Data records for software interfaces
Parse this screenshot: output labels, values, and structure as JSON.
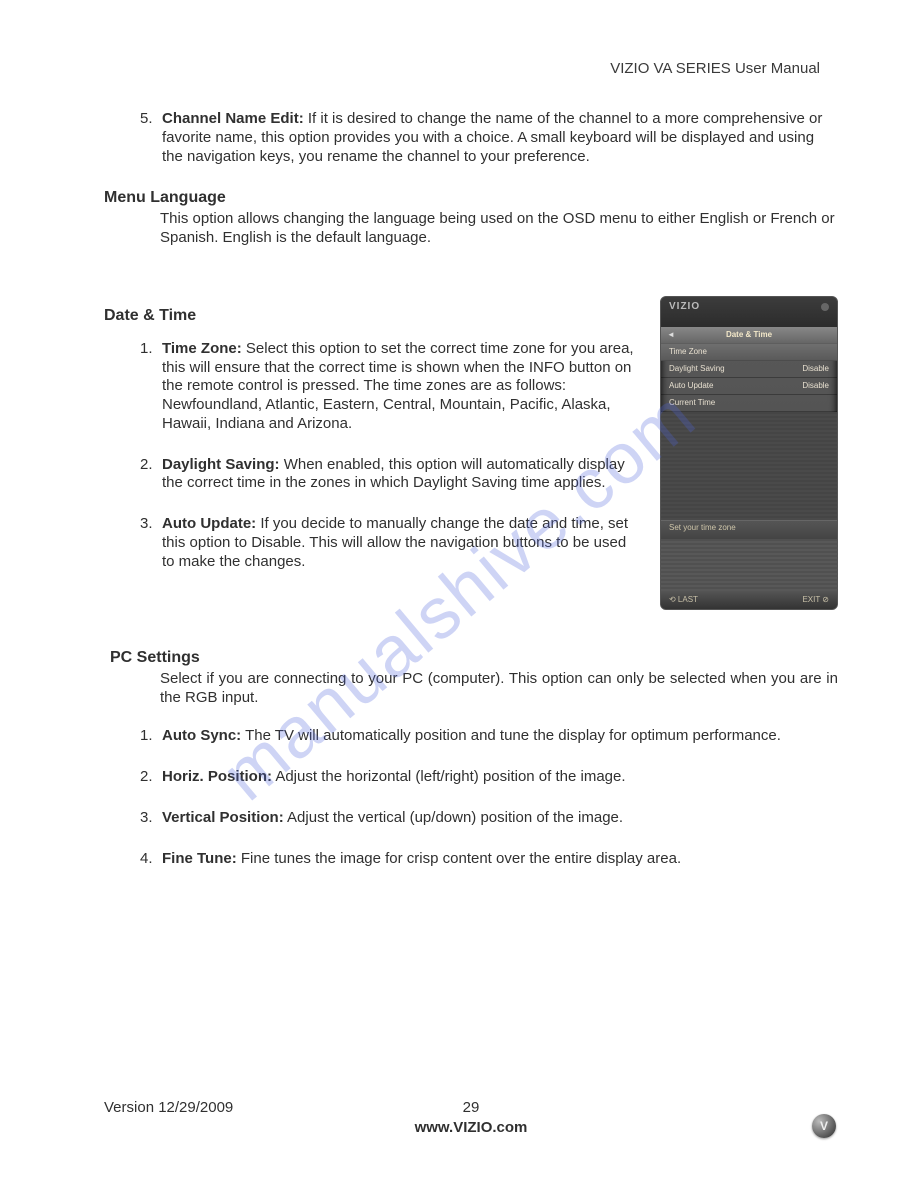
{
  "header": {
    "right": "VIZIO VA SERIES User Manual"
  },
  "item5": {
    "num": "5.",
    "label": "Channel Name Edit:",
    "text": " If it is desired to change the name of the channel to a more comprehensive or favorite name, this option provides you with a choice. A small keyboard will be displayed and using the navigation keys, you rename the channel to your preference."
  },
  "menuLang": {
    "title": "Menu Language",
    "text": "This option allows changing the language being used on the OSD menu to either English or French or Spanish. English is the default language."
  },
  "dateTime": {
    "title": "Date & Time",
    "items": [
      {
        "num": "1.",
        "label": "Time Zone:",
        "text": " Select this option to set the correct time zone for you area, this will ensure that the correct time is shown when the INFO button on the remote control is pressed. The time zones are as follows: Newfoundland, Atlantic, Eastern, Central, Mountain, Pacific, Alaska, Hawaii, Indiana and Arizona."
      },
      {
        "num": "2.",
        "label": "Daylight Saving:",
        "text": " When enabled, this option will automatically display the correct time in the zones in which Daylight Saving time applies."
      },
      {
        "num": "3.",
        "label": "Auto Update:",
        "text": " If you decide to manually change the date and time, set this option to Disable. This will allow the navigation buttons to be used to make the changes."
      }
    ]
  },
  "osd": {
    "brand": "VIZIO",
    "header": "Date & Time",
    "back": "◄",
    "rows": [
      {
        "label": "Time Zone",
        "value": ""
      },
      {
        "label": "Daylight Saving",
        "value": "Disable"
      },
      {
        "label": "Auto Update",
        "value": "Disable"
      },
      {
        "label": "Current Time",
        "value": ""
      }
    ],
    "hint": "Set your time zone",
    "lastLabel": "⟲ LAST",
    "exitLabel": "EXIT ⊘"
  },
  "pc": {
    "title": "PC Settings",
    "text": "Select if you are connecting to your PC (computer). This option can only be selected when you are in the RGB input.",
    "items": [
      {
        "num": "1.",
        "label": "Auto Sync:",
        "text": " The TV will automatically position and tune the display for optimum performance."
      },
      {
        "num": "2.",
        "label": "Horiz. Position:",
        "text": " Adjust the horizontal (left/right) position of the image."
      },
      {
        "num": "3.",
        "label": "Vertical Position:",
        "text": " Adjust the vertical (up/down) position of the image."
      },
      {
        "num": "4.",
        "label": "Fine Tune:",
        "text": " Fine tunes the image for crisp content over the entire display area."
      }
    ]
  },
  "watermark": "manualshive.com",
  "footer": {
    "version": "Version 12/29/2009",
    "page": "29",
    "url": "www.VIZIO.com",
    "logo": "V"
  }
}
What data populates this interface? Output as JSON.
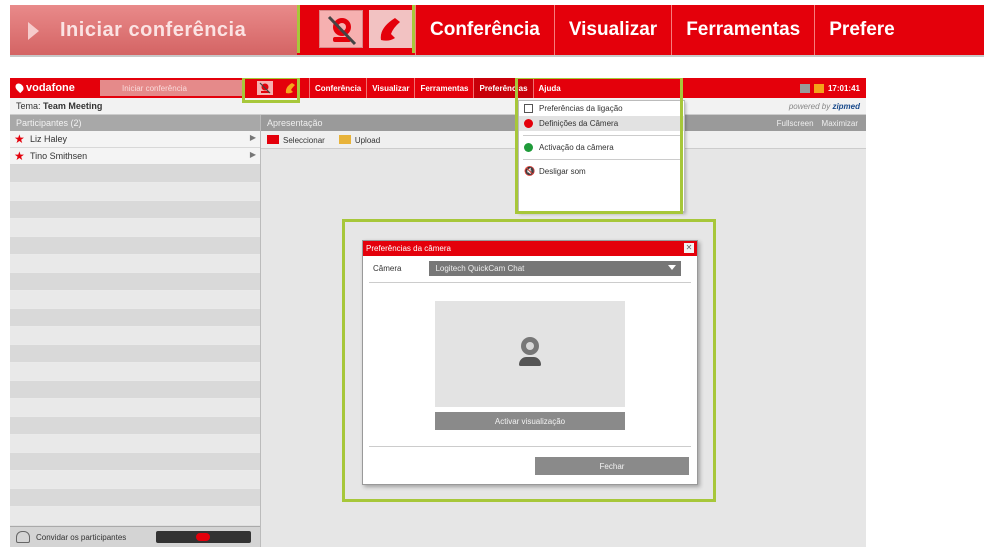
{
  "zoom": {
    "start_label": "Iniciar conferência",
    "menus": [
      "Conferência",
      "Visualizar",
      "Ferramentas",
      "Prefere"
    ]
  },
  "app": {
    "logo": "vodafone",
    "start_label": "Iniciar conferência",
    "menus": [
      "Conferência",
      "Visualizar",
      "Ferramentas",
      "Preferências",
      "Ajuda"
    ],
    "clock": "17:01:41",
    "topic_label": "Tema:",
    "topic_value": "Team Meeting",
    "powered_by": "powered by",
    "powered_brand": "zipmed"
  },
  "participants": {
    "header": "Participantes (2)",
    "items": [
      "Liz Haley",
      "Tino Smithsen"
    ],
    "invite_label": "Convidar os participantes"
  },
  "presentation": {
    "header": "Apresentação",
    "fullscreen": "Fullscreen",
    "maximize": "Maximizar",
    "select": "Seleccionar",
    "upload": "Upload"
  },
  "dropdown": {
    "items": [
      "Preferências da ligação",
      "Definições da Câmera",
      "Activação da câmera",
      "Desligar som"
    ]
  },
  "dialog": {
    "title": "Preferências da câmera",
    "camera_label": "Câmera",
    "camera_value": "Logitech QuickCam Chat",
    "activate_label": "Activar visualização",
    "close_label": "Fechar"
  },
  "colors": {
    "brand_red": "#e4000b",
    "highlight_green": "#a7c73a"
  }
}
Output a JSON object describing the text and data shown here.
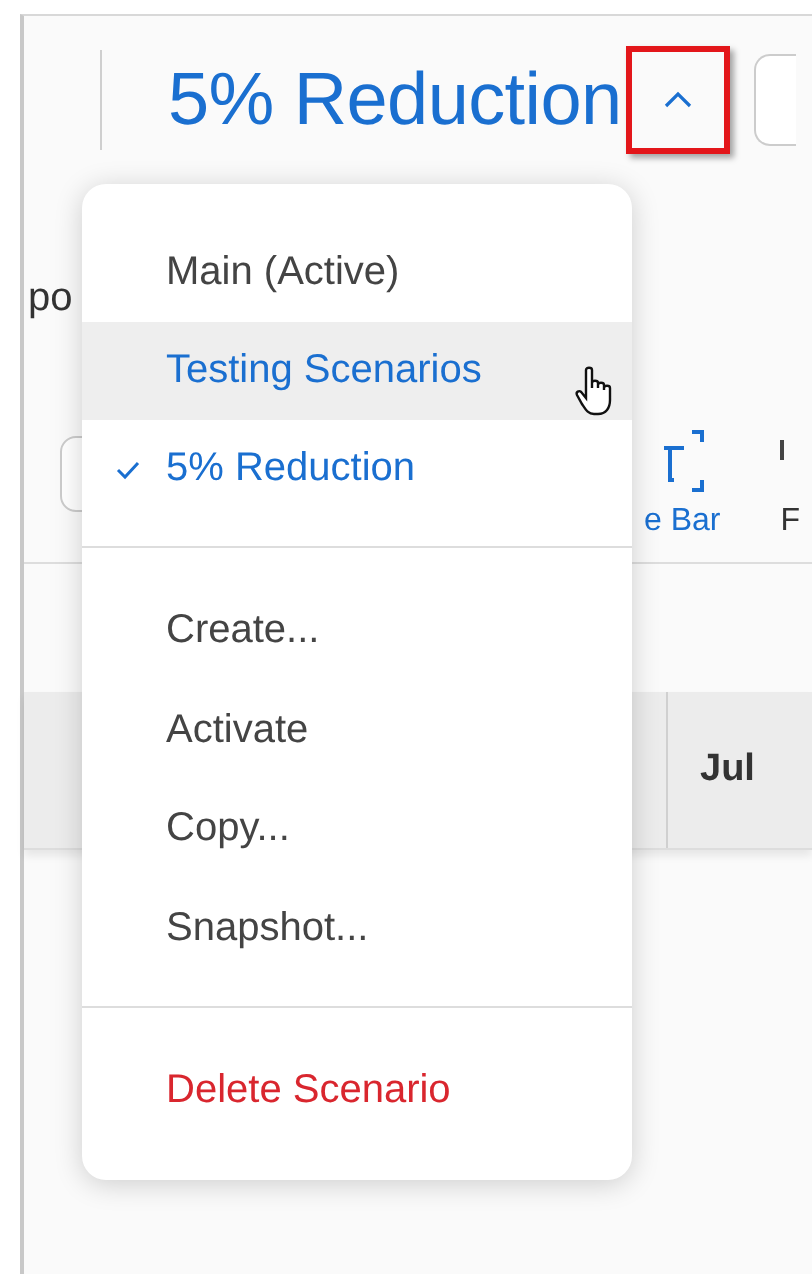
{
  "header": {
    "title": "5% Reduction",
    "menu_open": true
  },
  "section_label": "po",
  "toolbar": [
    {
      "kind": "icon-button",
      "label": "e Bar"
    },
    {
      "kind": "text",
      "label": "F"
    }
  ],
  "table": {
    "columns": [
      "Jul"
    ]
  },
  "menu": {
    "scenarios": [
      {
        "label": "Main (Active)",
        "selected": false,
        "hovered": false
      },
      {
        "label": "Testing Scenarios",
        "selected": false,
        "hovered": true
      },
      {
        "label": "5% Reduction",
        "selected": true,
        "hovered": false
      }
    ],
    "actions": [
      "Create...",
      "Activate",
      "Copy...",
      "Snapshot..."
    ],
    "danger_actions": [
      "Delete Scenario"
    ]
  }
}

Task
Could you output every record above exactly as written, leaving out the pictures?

Answer
Parse this screenshot: output labels, values, and structure as JSON.
{
  "header": {
    "right": "VIZIO VA SERIES User Manual"
  },
  "item5": {
    "num": "5.",
    "label": "Channel Name Edit:",
    "text": " If it is desired to change the name of the channel to a more comprehensive or favorite name, this option provides you with a choice. A small keyboard will be displayed and using the navigation keys, you rename the channel to your preference."
  },
  "menuLang": {
    "title": "Menu Language",
    "text": "This option allows changing the language being used on the OSD menu to either English or French or Spanish. English is the default language."
  },
  "dateTime": {
    "title": "Date & Time",
    "items": [
      {
        "num": "1.",
        "label": "Time Zone:",
        "text": " Select this option to set the correct time zone for you area, this will ensure that the correct time is shown when the INFO button on the remote control is pressed. The time zones are as follows: Newfoundland, Atlantic, Eastern, Central, Mountain, Pacific, Alaska, Hawaii, Indiana and Arizona."
      },
      {
        "num": "2.",
        "label": "Daylight Saving:",
        "text": " When enabled, this option will automatically display the correct time in the zones in which Daylight Saving time applies."
      },
      {
        "num": "3.",
        "label": "Auto Update:",
        "text": " If you decide to manually change the date and time, set this option to Disable. This will allow the navigation buttons to be used to make the changes."
      }
    ]
  },
  "osd": {
    "brand": "VIZIO",
    "header": "Date & Time",
    "back": "◄",
    "rows": [
      {
        "label": "Time Zone",
        "value": ""
      },
      {
        "label": "Daylight Saving",
        "value": "Disable"
      },
      {
        "label": "Auto Update",
        "value": "Disable"
      },
      {
        "label": "Current Time",
        "value": ""
      }
    ],
    "hint": "Set your time zone",
    "lastLabel": "⟲ LAST",
    "exitLabel": "EXIT ⊘"
  },
  "pc": {
    "title": "PC Settings",
    "text": "Select if you are connecting to your PC (computer). This option can only be selected when you are in the RGB input.",
    "items": [
      {
        "num": "1.",
        "label": "Auto Sync:",
        "text": " The TV will automatically position and tune the display for optimum performance."
      },
      {
        "num": "2.",
        "label": "Horiz. Position:",
        "text": " Adjust the horizontal (left/right) position of the image."
      },
      {
        "num": "3.",
        "label": "Vertical Position:",
        "text": " Adjust the vertical (up/down) position of the image."
      },
      {
        "num": "4.",
        "label": "Fine Tune:",
        "text": " Fine tunes the image for crisp content over the entire display area."
      }
    ]
  },
  "watermark": "manualshive.com",
  "footer": {
    "version": "Version 12/29/2009",
    "page": "29",
    "url": "www.VIZIO.com",
    "logo": "V"
  }
}
What data populates this interface? Output as JSON.
{
  "zoom": {
    "start_label": "Iniciar conferência",
    "menus": [
      "Conferência",
      "Visualizar",
      "Ferramentas",
      "Prefere"
    ]
  },
  "app": {
    "logo": "vodafone",
    "start_label": "Iniciar conferência",
    "menus": [
      "Conferência",
      "Visualizar",
      "Ferramentas",
      "Preferências",
      "Ajuda"
    ],
    "clock": "17:01:41",
    "topic_label": "Tema:",
    "topic_value": "Team Meeting",
    "powered_by": "powered by",
    "powered_brand": "zipmed"
  },
  "participants": {
    "header": "Participantes (2)",
    "items": [
      "Liz Haley",
      "Tino Smithsen"
    ],
    "invite_label": "Convidar os participantes"
  },
  "presentation": {
    "header": "Apresentação",
    "fullscreen": "Fullscreen",
    "maximize": "Maximizar",
    "select": "Seleccionar",
    "upload": "Upload"
  },
  "dropdown": {
    "items": [
      "Preferências da ligação",
      "Definições da Câmera",
      "Activação da câmera",
      "Desligar som"
    ]
  },
  "dialog": {
    "title": "Preferências da câmera",
    "camera_label": "Câmera",
    "camera_value": "Logitech QuickCam Chat",
    "activate_label": "Activar visualização",
    "close_label": "Fechar"
  },
  "colors": {
    "brand_red": "#e4000b",
    "highlight_green": "#a7c73a"
  }
}
Output a JSON object describing the text and data shown here.
{
  "header": {
    "title": "5% Reduction",
    "menu_open": true
  },
  "section_label": "po",
  "toolbar": [
    {
      "kind": "icon-button",
      "label": "e Bar"
    },
    {
      "kind": "text",
      "label": "F"
    }
  ],
  "table": {
    "columns": [
      "Jul"
    ]
  },
  "menu": {
    "scenarios": [
      {
        "label": "Main (Active)",
        "selected": false,
        "hovered": false
      },
      {
        "label": "Testing Scenarios",
        "selected": false,
        "hovered": true
      },
      {
        "label": "5% Reduction",
        "selected": true,
        "hovered": false
      }
    ],
    "actions": [
      "Create...",
      "Activate",
      "Copy...",
      "Snapshot..."
    ],
    "danger_actions": [
      "Delete Scenario"
    ]
  }
}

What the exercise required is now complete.